Barack Obama and organized labor have made no secret about promoting each other’s interests. Indeed, his 2008 presidential victory would have been much more difficult in absence of union financial contributions and volunteer work. Thus, Obama’s recess appointment Saturday of Craig Becker to the National Labor Relations Board, effectively overriding a Senate Republican filibuster last month, served as a political IOU as well as an expression of the president’s will. Becker, currently a top union lawyer, has argued that workers should not have any right to opt out of union representation. Moreover, he’s counseled a large local union founded as a subsidiary of the corrupt and soon-to-be-extinct Association of Community Organizations for Reform Now (ACORN). Becker was one of 15 White House Easter recess appointments that included a less controversial NLRB nominee, Mark Pearce, who, like Becker, is a Democrat.

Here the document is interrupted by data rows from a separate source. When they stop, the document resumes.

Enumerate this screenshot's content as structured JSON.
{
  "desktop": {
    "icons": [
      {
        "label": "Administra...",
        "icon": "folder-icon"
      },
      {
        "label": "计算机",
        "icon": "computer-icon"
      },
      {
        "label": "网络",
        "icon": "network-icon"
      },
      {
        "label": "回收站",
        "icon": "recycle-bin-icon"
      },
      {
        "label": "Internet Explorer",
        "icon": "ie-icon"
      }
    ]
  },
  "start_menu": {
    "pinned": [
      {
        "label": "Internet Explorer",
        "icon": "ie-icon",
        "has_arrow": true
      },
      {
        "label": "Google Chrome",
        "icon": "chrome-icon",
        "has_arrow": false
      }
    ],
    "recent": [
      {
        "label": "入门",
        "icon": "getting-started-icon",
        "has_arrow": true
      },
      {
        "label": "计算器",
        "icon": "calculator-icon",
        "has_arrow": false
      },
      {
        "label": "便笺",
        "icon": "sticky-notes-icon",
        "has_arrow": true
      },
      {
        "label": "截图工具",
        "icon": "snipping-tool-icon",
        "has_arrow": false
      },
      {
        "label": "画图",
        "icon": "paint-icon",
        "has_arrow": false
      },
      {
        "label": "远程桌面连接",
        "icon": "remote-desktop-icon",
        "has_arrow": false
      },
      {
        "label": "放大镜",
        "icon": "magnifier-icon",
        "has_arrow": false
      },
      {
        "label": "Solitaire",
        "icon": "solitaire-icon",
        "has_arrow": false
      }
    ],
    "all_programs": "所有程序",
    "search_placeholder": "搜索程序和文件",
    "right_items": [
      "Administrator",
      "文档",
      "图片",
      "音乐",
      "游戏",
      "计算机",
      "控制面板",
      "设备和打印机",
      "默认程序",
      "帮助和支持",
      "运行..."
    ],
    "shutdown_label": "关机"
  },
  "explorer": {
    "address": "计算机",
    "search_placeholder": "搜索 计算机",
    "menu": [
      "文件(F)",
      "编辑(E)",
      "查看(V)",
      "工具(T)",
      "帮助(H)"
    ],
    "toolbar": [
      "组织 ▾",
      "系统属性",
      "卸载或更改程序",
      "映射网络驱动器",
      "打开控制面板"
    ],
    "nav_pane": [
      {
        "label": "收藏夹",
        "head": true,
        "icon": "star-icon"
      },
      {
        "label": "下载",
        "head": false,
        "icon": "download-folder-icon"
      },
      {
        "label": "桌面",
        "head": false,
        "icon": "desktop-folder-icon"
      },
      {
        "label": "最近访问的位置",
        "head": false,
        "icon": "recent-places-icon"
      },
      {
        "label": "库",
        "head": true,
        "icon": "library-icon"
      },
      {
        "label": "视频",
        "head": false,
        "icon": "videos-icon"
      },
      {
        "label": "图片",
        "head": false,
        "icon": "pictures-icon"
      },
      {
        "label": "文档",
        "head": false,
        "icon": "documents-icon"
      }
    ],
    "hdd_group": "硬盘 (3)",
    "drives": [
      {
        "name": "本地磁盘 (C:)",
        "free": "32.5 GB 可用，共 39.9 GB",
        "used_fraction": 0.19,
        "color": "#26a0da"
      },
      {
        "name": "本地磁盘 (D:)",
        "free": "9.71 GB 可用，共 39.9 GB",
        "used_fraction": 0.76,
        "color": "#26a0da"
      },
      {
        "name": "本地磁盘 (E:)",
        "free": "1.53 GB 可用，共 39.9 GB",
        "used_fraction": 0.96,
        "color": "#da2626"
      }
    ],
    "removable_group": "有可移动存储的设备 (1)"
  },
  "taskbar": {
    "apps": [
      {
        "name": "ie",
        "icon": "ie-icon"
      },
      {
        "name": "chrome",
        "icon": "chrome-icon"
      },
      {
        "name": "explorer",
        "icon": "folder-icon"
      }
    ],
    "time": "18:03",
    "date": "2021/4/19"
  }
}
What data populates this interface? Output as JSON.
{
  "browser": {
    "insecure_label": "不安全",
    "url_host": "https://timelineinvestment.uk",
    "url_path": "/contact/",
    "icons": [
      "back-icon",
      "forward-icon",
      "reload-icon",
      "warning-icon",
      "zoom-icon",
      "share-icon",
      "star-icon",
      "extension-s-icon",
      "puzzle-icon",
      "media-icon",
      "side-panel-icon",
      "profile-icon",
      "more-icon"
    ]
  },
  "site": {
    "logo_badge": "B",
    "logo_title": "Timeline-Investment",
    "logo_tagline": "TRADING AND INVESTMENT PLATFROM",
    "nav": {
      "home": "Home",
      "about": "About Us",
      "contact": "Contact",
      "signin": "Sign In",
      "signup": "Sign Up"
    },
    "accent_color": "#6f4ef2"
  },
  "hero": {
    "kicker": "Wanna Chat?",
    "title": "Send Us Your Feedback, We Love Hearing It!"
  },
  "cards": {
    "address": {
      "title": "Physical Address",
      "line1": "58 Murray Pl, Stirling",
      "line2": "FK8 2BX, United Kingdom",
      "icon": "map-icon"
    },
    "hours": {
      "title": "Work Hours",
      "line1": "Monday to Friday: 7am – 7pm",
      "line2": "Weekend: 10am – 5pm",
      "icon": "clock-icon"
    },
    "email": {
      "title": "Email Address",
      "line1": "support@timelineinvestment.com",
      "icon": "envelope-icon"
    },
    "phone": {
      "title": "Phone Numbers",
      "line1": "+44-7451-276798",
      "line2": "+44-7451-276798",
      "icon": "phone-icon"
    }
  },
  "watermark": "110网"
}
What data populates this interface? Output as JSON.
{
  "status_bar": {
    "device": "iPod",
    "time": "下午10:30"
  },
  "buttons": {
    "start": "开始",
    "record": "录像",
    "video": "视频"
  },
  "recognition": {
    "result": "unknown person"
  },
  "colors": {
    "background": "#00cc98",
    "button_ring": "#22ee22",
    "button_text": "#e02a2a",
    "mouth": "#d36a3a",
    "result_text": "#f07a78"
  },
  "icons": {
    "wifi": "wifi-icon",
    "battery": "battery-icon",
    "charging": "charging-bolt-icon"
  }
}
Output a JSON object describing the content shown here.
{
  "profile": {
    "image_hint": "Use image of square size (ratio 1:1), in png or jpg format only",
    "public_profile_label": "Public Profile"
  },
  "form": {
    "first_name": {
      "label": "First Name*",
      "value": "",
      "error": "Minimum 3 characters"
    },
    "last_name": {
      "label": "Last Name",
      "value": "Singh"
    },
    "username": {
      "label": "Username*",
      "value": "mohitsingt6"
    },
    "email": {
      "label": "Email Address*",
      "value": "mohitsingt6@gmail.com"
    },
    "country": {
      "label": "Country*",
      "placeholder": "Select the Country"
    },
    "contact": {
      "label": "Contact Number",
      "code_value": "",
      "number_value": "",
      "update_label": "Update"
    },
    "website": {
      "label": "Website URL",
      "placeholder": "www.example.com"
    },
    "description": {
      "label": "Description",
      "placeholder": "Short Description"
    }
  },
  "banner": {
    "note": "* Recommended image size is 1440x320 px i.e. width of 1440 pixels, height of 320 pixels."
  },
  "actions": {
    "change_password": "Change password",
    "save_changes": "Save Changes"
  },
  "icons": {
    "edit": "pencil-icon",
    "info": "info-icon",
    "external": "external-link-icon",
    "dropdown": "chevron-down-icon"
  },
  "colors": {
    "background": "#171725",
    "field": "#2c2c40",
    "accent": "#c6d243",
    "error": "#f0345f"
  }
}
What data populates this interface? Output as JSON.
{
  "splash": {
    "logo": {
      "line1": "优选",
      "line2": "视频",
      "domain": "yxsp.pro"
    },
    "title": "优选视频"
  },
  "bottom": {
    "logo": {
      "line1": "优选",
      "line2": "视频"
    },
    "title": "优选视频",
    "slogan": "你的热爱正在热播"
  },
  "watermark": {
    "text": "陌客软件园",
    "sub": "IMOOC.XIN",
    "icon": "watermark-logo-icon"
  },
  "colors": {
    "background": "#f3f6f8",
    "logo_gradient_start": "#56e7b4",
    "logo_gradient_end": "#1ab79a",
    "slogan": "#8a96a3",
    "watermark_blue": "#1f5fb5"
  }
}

The five-member NLRB, established 75 years ago by the National Labor Relations Act (NLRA), though informally, has a 3-to-2 Democrat-Republican (or vice versa) mix. And with three vacancies, Obama knows he has a rare opportunity to remake labor law through union-friendly tiebreaker rulings. The two current members are Peter Schaumber (Republican) and Wilma Liebman (Democrat) — see photo. The three nominees, Craig Becker, Mark Pearce and Brian Hayes, already have been approved by the Senate Committee on Health, Education, Labor and Pensions. Hayes, a staffer for Sen. Mike Enzi, R-Wyo., apparently will have to go through a standard full-floor Senate vote.
Becker, who holds undergraduate and law degrees from Yale, is an unusual case. Currently associate general counsel to both the AFL-CIO and the Service Employees International Union (SEIU), he’s represented unions many times at the U.S. Appeals Court and Supreme Court levels. He also believes in giving unions rights that go well beyond NLRA statutes. As National Legal and Policy Center has noted more than once, Becker argued in a 1993 labor law journal article that employers ought to have no legally enforceable “cognizable” interest in the outcome of union organizing drives and elections. Moreover, in the same piece, he stated that unions should have a right to represent workers even without majority support. “Just as U.S. citizens cannot opt out against having a congressman,” he wrote, “workers should not be able to choose against having a union as their monopoly-bargaining agent.” An indicator of his radicalism is his advisory role to SEIU Local 880, a huge ACORN-affiliated Chicago-based home care workers union recently merged into SEIU Healthcare Illinois and Indiana.
Sen. John McCain, R-Ariz., for one, last fall was disturbed over the nominee’s background. Indeed, he took the dramatic step of placing a hold on the nomination, which already had been approved by a 15-8 committee vote. Re-nominated this year, Becker again passed through the committee by a 13-10 margin. The full Senate voted 52-33 to invoke cloture – that is, to block a filibuster – eight votes short of the 60 votes necessary. Even two Democrats, Ben Nelson (Nebraska) and Blanche Lincoln (Arkansas), voted with the GOP in opposition. But Obama still had the option of naming Becker to the NLRB in a provisional recess appointment, good for one year (formally, until January 2012, the midway point of the next Congress). Yesterday he exercised it. NLRB board members are appointed to five-year terms. That’s a lot of time for Becker to interpret labor law to the satisfaction of unions.